Health professionals are trained to give opinions. It’s what we do every day in caring for our patients and leading our teams. Sometimes, however, it’s better not to give an opinion – or at least sit on it for a while.
Admittedly this is not always easy to combine with busy clinics, fast-paced lifestyles, opinion-based social media and rapid news cycles.
Nobel Prize winner Daniel Kahneman described two ways of thinking in his well-known book ‘Thinking, Fast and Slow’.
The first method, which he called system one, is fast, intuitive, runs automatically and cannot be switched off. It generates first impressions and intuitions based on experience. It is however subject to errors and biases and is poor at performing statistical estimates.
The second way of thinking, referred to as system two, takes more conscious effort and time. It is normally in low-effort mode but when system one runs into difficulty, system two will be engaged.
The two systems can work effectively together, as long as we are aware that our first guess, based on system one thinking, may not always be right and that we need to verify it by applying more analytical system two thinking.
The challenge, as I see it is, to have an opinion and an open mind at the same time.
This is an edited version of an article originally published onNewsGP.
Richard Branson said we should put our resolutions in black and white, because that helps us stick to it. Just in case he is right, I wrote down 3 professional & personal resolutions for the new year.

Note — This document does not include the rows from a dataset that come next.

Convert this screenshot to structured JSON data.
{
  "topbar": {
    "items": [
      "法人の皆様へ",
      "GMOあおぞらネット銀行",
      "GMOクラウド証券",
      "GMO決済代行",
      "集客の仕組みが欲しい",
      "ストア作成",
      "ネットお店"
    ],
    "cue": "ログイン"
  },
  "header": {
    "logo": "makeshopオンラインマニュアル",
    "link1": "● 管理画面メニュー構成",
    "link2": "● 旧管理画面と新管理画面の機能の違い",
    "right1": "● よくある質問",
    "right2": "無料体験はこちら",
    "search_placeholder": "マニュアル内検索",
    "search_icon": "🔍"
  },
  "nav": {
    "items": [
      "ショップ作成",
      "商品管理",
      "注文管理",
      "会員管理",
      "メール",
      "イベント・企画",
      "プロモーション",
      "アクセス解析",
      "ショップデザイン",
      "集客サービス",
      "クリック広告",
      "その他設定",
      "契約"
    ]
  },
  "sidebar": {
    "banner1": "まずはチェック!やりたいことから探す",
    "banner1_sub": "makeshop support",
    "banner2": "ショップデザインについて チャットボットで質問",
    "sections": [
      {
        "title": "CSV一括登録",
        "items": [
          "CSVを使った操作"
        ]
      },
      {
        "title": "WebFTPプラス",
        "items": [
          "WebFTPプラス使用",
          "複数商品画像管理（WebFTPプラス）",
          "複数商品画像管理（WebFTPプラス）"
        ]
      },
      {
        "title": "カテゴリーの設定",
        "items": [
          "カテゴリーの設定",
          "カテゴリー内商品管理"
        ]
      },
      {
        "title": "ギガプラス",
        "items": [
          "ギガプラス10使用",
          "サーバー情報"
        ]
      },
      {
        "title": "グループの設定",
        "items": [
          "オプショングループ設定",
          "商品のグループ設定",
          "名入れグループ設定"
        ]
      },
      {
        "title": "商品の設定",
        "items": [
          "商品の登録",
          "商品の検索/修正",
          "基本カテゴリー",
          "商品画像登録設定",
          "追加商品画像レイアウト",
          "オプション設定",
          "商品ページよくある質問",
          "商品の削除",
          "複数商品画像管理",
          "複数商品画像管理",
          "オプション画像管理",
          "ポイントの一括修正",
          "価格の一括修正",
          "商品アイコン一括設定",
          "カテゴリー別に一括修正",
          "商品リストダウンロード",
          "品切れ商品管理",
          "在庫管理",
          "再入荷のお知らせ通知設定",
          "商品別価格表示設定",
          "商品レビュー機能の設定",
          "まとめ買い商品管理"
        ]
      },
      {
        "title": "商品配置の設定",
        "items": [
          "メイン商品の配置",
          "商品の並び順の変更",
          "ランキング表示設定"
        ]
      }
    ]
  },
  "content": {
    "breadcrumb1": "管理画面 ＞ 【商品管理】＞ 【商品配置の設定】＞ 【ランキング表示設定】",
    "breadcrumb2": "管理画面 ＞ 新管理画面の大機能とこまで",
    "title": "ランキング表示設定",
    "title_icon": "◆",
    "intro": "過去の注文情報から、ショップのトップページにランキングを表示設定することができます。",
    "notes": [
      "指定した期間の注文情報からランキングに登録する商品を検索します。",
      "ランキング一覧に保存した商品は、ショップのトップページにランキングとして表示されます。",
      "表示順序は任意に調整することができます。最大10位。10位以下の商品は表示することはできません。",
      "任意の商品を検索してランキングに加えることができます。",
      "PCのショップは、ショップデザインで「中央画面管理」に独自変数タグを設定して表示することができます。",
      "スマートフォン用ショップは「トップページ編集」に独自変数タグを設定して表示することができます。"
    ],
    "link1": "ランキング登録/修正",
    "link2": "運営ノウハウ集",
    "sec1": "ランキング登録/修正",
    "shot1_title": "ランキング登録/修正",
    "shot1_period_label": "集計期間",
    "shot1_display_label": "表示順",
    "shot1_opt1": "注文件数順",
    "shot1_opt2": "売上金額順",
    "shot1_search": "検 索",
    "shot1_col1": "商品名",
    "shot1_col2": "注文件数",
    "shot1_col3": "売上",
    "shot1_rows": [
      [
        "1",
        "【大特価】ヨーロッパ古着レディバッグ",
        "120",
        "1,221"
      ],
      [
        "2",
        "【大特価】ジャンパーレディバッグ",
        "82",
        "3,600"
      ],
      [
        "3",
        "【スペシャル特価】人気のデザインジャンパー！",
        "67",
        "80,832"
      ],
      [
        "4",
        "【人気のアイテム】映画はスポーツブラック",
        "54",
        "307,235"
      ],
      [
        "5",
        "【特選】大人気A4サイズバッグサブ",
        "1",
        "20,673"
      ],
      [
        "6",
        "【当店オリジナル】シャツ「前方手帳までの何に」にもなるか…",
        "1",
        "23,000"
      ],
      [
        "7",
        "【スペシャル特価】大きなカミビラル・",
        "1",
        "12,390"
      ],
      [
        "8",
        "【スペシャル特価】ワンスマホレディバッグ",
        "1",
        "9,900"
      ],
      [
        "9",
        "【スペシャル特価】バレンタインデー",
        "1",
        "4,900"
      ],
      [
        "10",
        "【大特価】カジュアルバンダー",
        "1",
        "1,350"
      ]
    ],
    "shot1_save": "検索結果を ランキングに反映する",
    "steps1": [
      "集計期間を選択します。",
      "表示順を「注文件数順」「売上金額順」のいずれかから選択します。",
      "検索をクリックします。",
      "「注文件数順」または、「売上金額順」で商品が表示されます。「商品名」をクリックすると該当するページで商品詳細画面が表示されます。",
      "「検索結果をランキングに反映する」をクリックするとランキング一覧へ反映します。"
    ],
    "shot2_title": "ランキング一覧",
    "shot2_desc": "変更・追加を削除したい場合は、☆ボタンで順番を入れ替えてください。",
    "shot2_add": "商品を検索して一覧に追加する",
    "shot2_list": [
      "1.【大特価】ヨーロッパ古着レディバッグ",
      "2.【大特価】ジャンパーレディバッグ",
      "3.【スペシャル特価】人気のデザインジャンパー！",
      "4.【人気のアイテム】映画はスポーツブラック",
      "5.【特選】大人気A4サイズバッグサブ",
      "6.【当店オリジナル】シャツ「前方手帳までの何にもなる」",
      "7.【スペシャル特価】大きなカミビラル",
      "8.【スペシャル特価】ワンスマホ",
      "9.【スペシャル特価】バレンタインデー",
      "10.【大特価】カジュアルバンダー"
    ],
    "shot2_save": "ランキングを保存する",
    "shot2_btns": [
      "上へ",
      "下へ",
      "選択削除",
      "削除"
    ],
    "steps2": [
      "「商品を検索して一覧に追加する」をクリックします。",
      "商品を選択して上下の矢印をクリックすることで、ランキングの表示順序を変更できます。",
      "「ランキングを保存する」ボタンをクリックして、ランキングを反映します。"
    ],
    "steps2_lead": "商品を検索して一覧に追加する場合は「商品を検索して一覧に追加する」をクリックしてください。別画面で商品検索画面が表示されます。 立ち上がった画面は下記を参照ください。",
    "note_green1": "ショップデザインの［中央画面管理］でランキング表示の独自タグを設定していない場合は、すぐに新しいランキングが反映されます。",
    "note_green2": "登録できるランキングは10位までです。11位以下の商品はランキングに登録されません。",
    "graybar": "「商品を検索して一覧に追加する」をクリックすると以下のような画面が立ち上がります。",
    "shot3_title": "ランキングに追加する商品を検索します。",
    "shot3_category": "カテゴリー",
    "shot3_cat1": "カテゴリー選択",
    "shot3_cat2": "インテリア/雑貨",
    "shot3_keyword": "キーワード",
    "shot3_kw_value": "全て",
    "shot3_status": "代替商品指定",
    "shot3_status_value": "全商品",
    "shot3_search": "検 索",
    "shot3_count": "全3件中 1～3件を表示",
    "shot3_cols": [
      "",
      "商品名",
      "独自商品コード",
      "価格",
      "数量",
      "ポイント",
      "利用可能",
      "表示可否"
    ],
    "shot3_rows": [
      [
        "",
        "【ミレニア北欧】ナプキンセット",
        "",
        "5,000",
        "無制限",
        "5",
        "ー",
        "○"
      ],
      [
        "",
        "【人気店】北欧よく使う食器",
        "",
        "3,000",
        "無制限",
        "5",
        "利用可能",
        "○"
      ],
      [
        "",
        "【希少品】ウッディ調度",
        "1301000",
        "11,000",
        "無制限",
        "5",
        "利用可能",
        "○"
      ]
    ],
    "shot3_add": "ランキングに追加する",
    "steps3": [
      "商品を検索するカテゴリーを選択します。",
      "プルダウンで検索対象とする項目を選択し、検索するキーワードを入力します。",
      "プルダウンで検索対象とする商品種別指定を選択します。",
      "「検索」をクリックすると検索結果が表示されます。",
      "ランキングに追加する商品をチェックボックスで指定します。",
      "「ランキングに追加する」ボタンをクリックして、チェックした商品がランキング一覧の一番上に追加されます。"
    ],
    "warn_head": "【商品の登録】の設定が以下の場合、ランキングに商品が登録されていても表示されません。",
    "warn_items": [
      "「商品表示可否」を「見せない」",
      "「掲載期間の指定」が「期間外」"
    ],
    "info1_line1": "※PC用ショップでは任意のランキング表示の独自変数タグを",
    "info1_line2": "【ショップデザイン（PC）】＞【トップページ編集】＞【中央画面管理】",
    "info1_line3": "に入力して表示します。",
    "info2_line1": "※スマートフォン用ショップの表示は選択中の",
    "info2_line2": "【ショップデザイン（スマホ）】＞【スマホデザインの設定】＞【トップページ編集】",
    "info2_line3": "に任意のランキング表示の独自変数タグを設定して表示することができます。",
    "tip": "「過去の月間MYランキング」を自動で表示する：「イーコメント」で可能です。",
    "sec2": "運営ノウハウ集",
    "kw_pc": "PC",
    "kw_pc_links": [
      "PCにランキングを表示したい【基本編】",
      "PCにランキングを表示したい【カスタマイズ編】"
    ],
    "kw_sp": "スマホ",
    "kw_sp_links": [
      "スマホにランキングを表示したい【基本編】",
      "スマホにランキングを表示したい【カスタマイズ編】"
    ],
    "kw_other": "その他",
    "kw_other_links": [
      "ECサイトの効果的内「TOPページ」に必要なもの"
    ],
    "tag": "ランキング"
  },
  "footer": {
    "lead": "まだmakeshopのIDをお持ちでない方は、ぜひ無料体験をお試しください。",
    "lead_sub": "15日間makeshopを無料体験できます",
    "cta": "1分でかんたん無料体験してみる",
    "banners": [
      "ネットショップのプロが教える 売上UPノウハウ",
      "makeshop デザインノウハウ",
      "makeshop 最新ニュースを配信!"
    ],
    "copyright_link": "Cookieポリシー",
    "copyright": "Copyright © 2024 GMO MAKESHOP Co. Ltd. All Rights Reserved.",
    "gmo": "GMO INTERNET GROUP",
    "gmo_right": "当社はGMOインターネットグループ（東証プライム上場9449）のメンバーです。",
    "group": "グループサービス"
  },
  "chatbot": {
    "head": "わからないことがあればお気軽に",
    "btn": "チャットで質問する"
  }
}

1. Learn a new skill
Rightly or wrongly, one of my fears is deskilling – at a personal level, but also at a macro level as a profession. As Dr Margaret McCartney wrote in the BMJ, the enterprise to streamline medicine by outsourcing certain tasks to protocol-driven non-doctors, runs the risk of deskilling generalist doctors.
There are probably other reasons for losing our skills, such as policy changes and the costs of consumables and maintaining skills. But we can’t always blame others for everything, so I have decided to learn at least one new skill every year.

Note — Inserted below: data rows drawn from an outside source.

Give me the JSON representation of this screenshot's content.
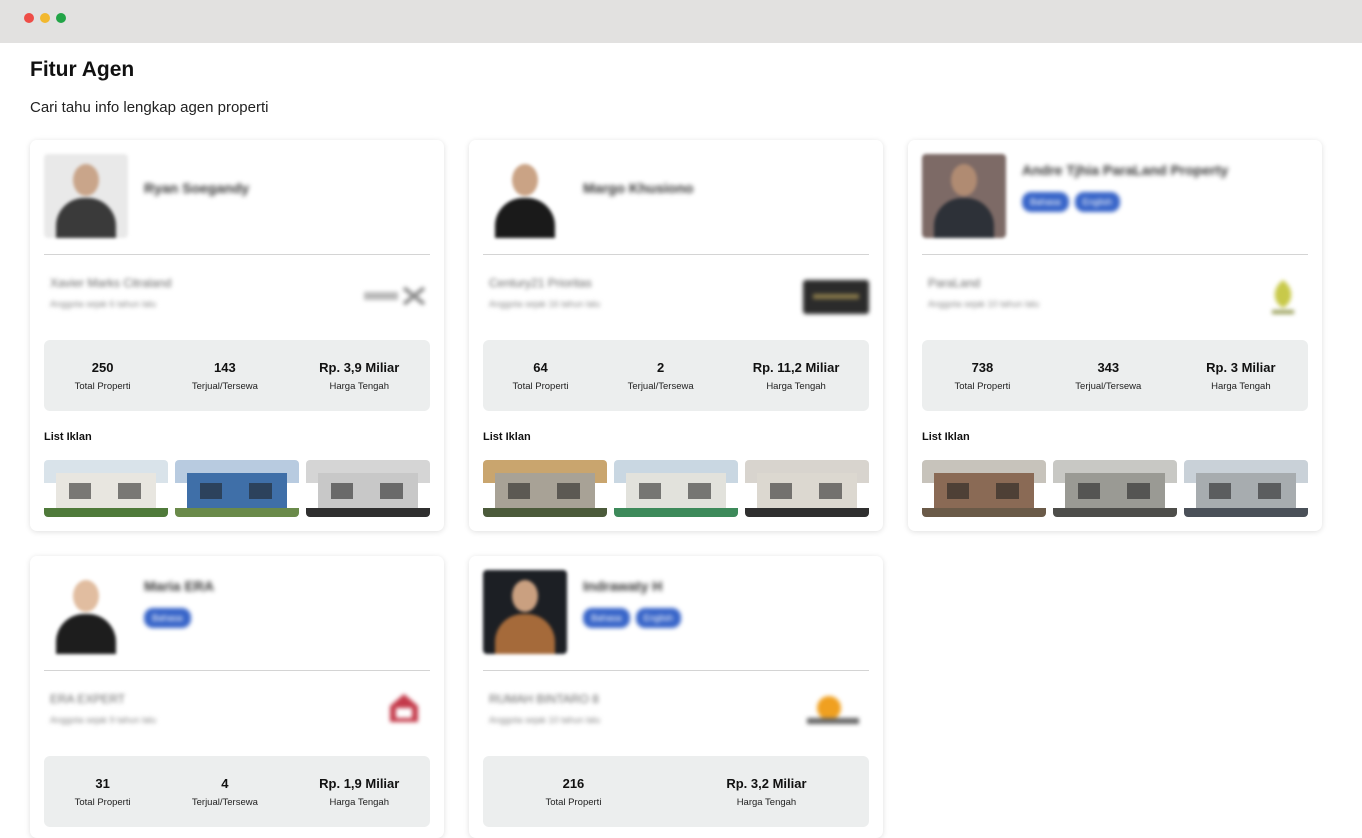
{
  "window": {
    "controls": [
      "close",
      "minimize",
      "maximize"
    ]
  },
  "header": {
    "title": "Fitur Agen",
    "subtitle": "Cari tahu info lengkap agen properti"
  },
  "cards": [
    {
      "name": "Ryan Soegandy",
      "badges": [],
      "office": "Xavier Marks Citraland",
      "joined": "Anggota sejak 6 tahun lalu",
      "stats": [
        {
          "value": "250",
          "label": "Total Properti"
        },
        {
          "value": "143",
          "label": "Terjual/Tersewa"
        },
        {
          "value": "Rp. 3,9 Miliar",
          "label": "Harga Tengah"
        }
      ],
      "list_label": "List Iklan",
      "colors": {
        "avatar_bg": "#e9e9e9",
        "suit": "#3a3a3a",
        "face": "#c9a58a",
        "logo": "#8a8a8a"
      },
      "thumbs": [
        {
          "sky": "#d9e3ea",
          "wall": "#e8e6e0",
          "accent": "#4f7a3a"
        },
        {
          "sky": "#b8cbe0",
          "wall": "#3f6fa8",
          "accent": "#6a8a4a"
        },
        {
          "sky": "#d5d5d5",
          "wall": "#c8c8c8",
          "accent": "#2f2f2f"
        }
      ]
    },
    {
      "name": "Margo Khusiono",
      "badges": [],
      "office": "Century21 Prioritas",
      "joined": "Anggota sejak 16 tahun lalu",
      "stats": [
        {
          "value": "64",
          "label": "Total Properti"
        },
        {
          "value": "2",
          "label": "Terjual/Tersewa"
        },
        {
          "value": "Rp. 11,2 Miliar",
          "label": "Harga Tengah"
        }
      ],
      "list_label": "List Iklan",
      "colors": {
        "avatar_bg": "#ffffff",
        "suit": "#1a1a1a",
        "face": "#caa385",
        "logo": "#2b2b2b"
      },
      "thumbs": [
        {
          "sky": "#c9a56e",
          "wall": "#a8a296",
          "accent": "#4b5a3a"
        },
        {
          "sky": "#c9d7e2",
          "wall": "#e2e2dc",
          "accent": "#3d8a5a"
        },
        {
          "sky": "#d8d4ce",
          "wall": "#dcd8d0",
          "accent": "#2f2f2f"
        }
      ]
    },
    {
      "name": "Andre Tjhia ParaLand Property",
      "badges": [
        "Bahasa",
        "English"
      ],
      "office": "ParaLand",
      "joined": "Anggota sejak 10 tahun lalu",
      "stats": [
        {
          "value": "738",
          "label": "Total Properti"
        },
        {
          "value": "343",
          "label": "Terjual/Tersewa"
        },
        {
          "value": "Rp. 3 Miliar",
          "label": "Harga Tengah"
        }
      ],
      "list_label": "List Iklan",
      "colors": {
        "avatar_bg": "#7d6a66",
        "suit": "#2d3138",
        "face": "#b08b72",
        "logo": "#c8c94a"
      },
      "thumbs": [
        {
          "sky": "#c7c3bb",
          "wall": "#8a6a55",
          "accent": "#6a5a48"
        },
        {
          "sky": "#c8c8c4",
          "wall": "#9a9a94",
          "accent": "#4d4d4a"
        },
        {
          "sky": "#c9d1d8",
          "wall": "#a7acaf",
          "accent": "#4a5058"
        }
      ]
    },
    {
      "name": "Maria ERA",
      "badges": [
        "Bahasa"
      ],
      "office": "ERA EXPERT",
      "joined": "Anggota sejak 9 tahun lalu",
      "stats": [
        {
          "value": "31",
          "label": "Total Properti"
        },
        {
          "value": "4",
          "label": "Terjual/Tersewa"
        },
        {
          "value": "Rp. 1,9 Miliar",
          "label": "Harga Tengah"
        }
      ],
      "colors": {
        "avatar_bg": "#ffffff",
        "suit": "#1d1d1d",
        "face": "#e1bda0",
        "logo": "#c43a4a"
      }
    },
    {
      "name": "Indrawaty H",
      "badges": [
        "Bahasa",
        "English"
      ],
      "office": "RUMAH BINTARO 8",
      "joined": "Anggota sejak 10 tahun lalu",
      "stats": [
        {
          "value": "216",
          "label": "Total Properti"
        },
        {
          "value": "Rp. 3,2 Miliar",
          "label": "Harga Tengah"
        }
      ],
      "colors": {
        "avatar_bg": "#1c1f24",
        "suit": "#a56a3a",
        "face": "#caa080",
        "logo": "#f0a020"
      }
    }
  ]
}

2. Change prescribing habits
I have made a conscious effort over the years to reduce unnecessary antibiotic prescriptions. I am doing the same with opioid analgesics for chronic non-cancer pain, in line with new RACGP guidelines.
In the case of antibiotic prescribing I had to overcome a few hurdles, such as the fear of not meeting my patients’ expectations or leaving a serious infection untreated.

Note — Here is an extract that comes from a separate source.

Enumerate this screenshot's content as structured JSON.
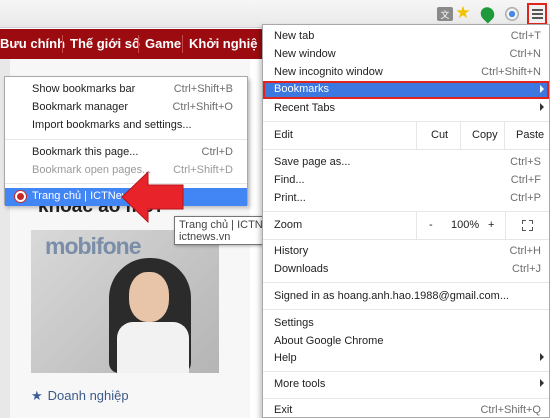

Talking to colleagues was helpful and I found that – after a careful history, examination and explanation – most patients accept a ‘watch & wait’ approach, with appropriate safety netting.
There are parallels when it comes to prescribing opiates. After the GP17 Conference in Sydney I took the RACGP’s 12-point challenge to GPs (see image) and found that I am now spending more time talking with patients about the pros and cons of opioids.
Yes, it is easy to slip up, especially under time pressure and just before lunch or closing time. However, by perseverance the snail reached the ark. I find every small successful dose reduction or non-pharmacological intervention satisfactory. I hope this will be a drive to continue the conversations with patients.
3. Spend less time behind screens
Excessive screen time for children may be linked to several adverse health outcomes, so at home we use an app to limit the recreational time our children spend on their devices – making sure they have opportunities to learn, create and connect in the digital space. This sounds great but in reality it is a never-ending balancing act. It also made me realise that I may not be the best role model here.